For more than three years, the city of Los Angeles has been developing an ordinance to permit but regulate short-term rentals as advertised on Airbnb, VRBO and other websites. It’s taken so long because it’s difficult to strike the right balance, allowing people to earn extra money by renting their homes to visitors while not letting them create local nuisances or take too much badly needed housing off the market.
Although city leaders squabbled over how many days per year hosts should be allowed to rent out their homes (120 under the current proposals) and whether property owners should be permitted to rent out second homes (the current proposal says no), they quickly seemed to settle on one particular prohibition: Short-term rentals should be banned in rent-controlled buildings, both by tenants and landlords.
Such a ban would have a big effect — 85% of Los Angeles’ rental housing stock falls under the city’s Rent Stabilization Ordinance, which limits annual rent increases in buildings built before October 1978. City staff said the prohibition was necessary to reduce the incentive for landlords to evict long-term tenants and convert apartments or buildings into de facto hotels.
Recently, however, Mayor Eric Garcetti and the Planning Commission, whose members he appoints, changed course and backed a version of the ordinance that would allow home sharing in rent-controlled units. It wouldn’t be fair, Garcetti’s aides argued, to exclude lower-income people from participating in the new sharing economy.
But in promoting the benefits of the sharing economy, Garcetti is ignoring the real-world economy and the city’s housing crisis. Tenants with rent control enjoy a unique government protection that’s meant to provide stability over the long term, not to create an opportunity for profit. And there are already examples of landlords pushing out long-term tenants in order to convert the units to vacation rentals.

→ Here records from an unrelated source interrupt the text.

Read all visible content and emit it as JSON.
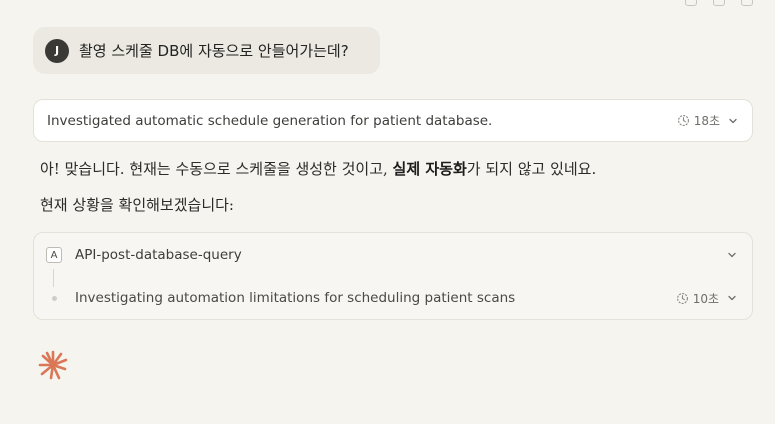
{
  "user_message": {
    "avatar_initial": "J",
    "text": "촬영 스케줄 DB에 자동으로 안들어가는데?"
  },
  "thinking": {
    "summary": "Investigated automatic schedule generation for patient database.",
    "duration": "18초"
  },
  "response": {
    "p1_a": "아! 맞습니다. 현재는 수동으로 스케줄을 생성한 것이고, ",
    "p1_bold": "실제 자동화",
    "p1_b": "가 되지 않고 있네요.",
    "p2": "현재 상황을 확인해보겠습니다:"
  },
  "tool": {
    "badge": "A",
    "name": "API-post-database-query",
    "step_text": "Investigating automation limitations for scheduling patient scans",
    "step_duration": "10초"
  },
  "colors": {
    "background": "#f5f4ef",
    "accent_spark": "#d97757"
  }
}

The proposed ordinance seeks to curb that sort of abuse with rules declaring which properties can be rented out and for how many days per year. Nevertheless, tenant advocates warn that there is so much money at stake that shady landlords will look for opportunities to break the rules and evade detection. Even city staffers have voiced concern about whether they will have enough manpower to catch and crack down on fraud.